» Exercise directions:
Copy each line of the following data that contains "Contact".

» Record set:
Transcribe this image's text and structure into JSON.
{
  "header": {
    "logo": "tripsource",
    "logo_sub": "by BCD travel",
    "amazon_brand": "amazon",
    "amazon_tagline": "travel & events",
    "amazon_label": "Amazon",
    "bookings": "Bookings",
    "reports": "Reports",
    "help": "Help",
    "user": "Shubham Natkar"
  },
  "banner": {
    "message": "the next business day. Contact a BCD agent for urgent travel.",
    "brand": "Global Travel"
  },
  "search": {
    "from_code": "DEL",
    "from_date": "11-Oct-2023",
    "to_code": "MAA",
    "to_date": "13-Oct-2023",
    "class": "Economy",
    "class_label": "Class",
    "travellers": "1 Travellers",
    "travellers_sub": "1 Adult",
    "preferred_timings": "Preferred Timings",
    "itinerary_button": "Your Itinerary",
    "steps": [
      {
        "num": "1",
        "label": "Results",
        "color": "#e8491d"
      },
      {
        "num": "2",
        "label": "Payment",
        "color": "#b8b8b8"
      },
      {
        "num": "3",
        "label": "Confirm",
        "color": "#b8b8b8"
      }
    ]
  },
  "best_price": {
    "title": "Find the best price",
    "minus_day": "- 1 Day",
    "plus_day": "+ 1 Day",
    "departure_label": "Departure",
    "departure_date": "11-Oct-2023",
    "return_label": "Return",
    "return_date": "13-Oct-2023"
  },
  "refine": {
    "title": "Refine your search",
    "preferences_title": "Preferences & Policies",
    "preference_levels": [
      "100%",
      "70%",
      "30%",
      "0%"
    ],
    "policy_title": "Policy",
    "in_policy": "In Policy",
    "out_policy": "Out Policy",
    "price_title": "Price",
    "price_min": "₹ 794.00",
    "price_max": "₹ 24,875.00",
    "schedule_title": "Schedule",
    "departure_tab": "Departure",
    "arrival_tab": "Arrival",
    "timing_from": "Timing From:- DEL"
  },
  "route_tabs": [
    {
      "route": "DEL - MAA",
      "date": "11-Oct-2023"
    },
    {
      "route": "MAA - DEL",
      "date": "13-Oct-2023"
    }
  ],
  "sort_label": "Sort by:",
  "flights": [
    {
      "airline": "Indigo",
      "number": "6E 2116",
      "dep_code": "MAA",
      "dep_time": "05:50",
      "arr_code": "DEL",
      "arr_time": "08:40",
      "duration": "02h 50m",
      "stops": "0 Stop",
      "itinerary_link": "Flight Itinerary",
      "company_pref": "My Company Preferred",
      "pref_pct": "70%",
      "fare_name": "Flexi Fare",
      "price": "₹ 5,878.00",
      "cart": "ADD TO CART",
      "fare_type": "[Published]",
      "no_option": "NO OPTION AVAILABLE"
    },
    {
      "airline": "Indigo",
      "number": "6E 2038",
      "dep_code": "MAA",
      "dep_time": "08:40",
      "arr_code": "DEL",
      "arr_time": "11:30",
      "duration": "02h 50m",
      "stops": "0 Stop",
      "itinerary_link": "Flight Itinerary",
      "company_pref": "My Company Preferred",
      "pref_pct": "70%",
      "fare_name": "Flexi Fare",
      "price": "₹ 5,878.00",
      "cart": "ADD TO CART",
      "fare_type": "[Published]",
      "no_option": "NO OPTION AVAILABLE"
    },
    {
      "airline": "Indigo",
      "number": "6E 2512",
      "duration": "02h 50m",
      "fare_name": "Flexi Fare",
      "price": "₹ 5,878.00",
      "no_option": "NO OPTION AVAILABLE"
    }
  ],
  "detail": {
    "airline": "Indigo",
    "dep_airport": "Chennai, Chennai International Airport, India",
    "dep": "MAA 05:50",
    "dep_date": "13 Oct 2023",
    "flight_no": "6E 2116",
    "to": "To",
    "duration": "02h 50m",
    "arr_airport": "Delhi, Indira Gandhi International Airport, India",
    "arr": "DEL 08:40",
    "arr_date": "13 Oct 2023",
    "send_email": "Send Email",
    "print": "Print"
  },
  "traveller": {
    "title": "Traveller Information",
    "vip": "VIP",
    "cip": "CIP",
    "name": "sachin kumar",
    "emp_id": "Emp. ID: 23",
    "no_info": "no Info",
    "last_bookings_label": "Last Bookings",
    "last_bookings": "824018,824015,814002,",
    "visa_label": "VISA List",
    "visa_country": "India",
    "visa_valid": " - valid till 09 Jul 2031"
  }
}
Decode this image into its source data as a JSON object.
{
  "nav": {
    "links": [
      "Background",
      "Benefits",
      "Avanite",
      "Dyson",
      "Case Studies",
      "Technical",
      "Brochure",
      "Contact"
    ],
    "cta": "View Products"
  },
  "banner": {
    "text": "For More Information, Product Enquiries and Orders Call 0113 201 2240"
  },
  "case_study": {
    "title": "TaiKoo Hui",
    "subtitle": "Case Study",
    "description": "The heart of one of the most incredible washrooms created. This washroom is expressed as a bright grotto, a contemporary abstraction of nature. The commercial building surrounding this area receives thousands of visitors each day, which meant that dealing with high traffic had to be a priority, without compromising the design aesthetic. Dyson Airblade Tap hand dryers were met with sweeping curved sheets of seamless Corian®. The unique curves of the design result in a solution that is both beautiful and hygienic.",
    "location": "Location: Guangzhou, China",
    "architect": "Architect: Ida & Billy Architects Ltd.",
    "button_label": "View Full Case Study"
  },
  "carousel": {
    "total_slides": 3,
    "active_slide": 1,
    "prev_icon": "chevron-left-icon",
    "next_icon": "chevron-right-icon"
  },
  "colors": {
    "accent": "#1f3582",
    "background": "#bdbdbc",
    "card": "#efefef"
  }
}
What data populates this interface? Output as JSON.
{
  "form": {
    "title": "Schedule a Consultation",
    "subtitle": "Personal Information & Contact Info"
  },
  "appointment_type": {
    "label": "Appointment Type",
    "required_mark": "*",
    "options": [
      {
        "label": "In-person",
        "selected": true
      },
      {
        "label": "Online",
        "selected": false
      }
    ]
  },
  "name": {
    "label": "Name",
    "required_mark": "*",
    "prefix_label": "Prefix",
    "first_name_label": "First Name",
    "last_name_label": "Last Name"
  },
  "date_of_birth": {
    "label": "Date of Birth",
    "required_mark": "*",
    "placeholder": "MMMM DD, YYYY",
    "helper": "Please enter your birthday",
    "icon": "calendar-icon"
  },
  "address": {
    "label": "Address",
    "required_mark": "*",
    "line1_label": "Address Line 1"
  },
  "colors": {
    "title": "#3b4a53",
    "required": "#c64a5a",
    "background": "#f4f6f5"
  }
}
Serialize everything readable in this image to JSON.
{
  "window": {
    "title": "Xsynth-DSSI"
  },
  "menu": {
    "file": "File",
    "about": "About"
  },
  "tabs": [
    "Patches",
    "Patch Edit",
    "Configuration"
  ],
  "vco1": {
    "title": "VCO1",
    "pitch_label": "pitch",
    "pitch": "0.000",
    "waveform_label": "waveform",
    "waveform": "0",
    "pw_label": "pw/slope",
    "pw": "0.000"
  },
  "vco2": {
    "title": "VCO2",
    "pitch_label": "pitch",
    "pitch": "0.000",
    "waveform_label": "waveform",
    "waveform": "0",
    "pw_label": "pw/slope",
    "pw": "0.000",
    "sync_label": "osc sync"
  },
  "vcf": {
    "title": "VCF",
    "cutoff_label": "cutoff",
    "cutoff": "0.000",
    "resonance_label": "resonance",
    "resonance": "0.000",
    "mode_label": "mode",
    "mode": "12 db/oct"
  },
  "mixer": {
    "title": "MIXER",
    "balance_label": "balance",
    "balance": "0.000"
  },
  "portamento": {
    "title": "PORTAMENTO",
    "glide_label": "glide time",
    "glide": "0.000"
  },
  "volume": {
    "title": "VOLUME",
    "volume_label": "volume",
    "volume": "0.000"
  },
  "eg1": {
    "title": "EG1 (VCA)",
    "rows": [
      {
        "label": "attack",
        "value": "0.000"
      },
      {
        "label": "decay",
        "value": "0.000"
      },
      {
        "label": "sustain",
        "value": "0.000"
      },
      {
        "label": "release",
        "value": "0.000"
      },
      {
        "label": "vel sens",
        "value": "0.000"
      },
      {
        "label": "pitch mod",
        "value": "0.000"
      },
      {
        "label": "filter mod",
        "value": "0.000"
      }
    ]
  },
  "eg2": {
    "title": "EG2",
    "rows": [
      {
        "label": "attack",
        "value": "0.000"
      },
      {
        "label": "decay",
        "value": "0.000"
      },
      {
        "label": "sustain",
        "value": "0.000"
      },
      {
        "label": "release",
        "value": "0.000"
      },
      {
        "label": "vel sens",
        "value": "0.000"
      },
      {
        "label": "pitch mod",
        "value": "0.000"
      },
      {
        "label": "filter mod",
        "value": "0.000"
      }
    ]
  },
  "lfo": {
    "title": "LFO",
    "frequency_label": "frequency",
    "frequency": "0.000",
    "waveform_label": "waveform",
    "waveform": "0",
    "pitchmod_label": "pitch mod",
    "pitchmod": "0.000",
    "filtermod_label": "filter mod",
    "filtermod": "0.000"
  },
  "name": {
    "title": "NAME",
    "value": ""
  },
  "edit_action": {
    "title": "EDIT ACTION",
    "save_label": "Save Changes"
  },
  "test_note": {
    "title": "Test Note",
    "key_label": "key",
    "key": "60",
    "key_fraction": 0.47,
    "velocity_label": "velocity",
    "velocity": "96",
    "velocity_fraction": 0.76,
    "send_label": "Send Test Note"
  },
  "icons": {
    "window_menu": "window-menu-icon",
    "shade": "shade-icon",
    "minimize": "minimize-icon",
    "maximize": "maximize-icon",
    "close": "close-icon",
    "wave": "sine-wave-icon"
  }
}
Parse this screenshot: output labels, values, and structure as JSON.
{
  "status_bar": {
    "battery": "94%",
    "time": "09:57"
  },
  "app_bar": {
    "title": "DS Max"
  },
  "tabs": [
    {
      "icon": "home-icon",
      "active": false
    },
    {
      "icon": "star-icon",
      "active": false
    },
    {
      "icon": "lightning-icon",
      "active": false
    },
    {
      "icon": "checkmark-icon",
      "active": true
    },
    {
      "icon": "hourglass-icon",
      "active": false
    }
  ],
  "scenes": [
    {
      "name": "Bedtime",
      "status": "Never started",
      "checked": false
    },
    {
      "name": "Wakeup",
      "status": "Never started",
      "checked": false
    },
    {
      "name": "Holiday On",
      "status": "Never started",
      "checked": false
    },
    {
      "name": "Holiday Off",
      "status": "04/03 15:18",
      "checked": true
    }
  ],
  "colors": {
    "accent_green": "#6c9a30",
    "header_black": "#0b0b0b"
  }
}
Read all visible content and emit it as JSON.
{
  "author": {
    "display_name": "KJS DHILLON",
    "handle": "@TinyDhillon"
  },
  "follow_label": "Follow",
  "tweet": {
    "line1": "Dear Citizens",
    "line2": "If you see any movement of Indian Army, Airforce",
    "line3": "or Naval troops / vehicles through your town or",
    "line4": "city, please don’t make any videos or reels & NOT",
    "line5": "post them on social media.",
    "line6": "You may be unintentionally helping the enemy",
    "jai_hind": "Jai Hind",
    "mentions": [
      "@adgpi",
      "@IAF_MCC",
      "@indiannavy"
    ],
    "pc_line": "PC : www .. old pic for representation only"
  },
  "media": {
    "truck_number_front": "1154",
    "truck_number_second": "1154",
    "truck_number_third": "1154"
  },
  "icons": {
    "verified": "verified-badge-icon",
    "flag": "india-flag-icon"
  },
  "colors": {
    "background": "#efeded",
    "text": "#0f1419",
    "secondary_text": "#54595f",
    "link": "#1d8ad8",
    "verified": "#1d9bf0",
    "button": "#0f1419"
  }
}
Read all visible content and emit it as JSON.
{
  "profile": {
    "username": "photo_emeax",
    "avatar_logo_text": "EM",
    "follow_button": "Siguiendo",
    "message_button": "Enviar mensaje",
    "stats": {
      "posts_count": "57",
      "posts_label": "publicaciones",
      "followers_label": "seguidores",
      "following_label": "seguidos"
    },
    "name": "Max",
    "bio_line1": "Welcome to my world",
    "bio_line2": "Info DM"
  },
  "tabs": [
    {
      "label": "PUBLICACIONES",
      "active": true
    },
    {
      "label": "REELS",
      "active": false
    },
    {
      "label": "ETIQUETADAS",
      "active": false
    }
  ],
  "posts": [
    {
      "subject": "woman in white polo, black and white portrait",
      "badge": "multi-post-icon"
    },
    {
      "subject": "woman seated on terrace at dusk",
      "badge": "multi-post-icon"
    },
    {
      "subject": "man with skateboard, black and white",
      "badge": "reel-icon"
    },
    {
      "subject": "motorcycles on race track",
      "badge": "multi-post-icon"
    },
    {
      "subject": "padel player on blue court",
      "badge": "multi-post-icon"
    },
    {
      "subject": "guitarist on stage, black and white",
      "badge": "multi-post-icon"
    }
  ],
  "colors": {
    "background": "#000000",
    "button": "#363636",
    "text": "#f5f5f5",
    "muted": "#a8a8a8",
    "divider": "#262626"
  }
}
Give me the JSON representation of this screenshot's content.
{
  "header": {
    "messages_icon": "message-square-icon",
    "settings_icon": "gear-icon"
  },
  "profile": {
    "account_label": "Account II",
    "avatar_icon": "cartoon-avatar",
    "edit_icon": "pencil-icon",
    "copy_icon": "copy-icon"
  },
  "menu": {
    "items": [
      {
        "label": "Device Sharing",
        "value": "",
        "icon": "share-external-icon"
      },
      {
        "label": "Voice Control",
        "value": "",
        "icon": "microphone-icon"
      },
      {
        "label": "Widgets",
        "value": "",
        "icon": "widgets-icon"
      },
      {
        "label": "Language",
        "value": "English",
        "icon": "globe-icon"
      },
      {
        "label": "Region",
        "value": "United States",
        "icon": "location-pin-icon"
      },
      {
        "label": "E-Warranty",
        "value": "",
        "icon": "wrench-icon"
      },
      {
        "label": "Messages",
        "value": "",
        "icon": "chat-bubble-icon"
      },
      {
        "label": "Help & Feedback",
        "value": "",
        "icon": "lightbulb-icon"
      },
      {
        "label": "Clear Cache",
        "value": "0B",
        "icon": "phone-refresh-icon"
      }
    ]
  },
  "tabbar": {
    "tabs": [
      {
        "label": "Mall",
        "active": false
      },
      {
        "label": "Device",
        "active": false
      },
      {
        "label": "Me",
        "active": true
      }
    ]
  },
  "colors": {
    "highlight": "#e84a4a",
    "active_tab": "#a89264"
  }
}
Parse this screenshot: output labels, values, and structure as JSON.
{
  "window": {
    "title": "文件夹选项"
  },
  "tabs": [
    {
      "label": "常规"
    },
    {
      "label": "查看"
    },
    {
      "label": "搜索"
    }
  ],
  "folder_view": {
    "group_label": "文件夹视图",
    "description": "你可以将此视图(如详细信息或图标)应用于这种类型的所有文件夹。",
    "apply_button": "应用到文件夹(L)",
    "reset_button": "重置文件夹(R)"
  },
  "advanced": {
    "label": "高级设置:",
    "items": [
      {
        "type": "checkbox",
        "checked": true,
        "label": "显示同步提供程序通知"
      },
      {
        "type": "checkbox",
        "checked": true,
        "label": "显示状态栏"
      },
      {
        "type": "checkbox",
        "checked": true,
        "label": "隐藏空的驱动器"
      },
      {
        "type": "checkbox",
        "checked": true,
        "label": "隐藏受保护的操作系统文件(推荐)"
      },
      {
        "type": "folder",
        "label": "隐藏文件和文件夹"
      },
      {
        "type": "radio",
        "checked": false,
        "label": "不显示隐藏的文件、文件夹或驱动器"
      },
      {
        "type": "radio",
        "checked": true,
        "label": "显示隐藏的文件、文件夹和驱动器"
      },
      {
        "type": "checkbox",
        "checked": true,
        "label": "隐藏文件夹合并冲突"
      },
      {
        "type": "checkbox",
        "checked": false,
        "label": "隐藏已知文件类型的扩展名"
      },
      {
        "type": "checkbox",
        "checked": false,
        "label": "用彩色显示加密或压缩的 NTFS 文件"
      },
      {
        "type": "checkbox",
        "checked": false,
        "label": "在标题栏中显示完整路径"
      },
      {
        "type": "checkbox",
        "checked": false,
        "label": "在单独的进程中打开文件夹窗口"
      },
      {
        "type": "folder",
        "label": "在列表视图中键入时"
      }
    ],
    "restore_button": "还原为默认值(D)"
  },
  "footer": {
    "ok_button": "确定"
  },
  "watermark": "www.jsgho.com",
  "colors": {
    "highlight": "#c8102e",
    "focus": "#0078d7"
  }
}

» Exercise response:
    "message": "the next business day. Contact a BCD agent for urgent travel.",
      "Contact"
    "subtitle": "Personal Information & Contact Info"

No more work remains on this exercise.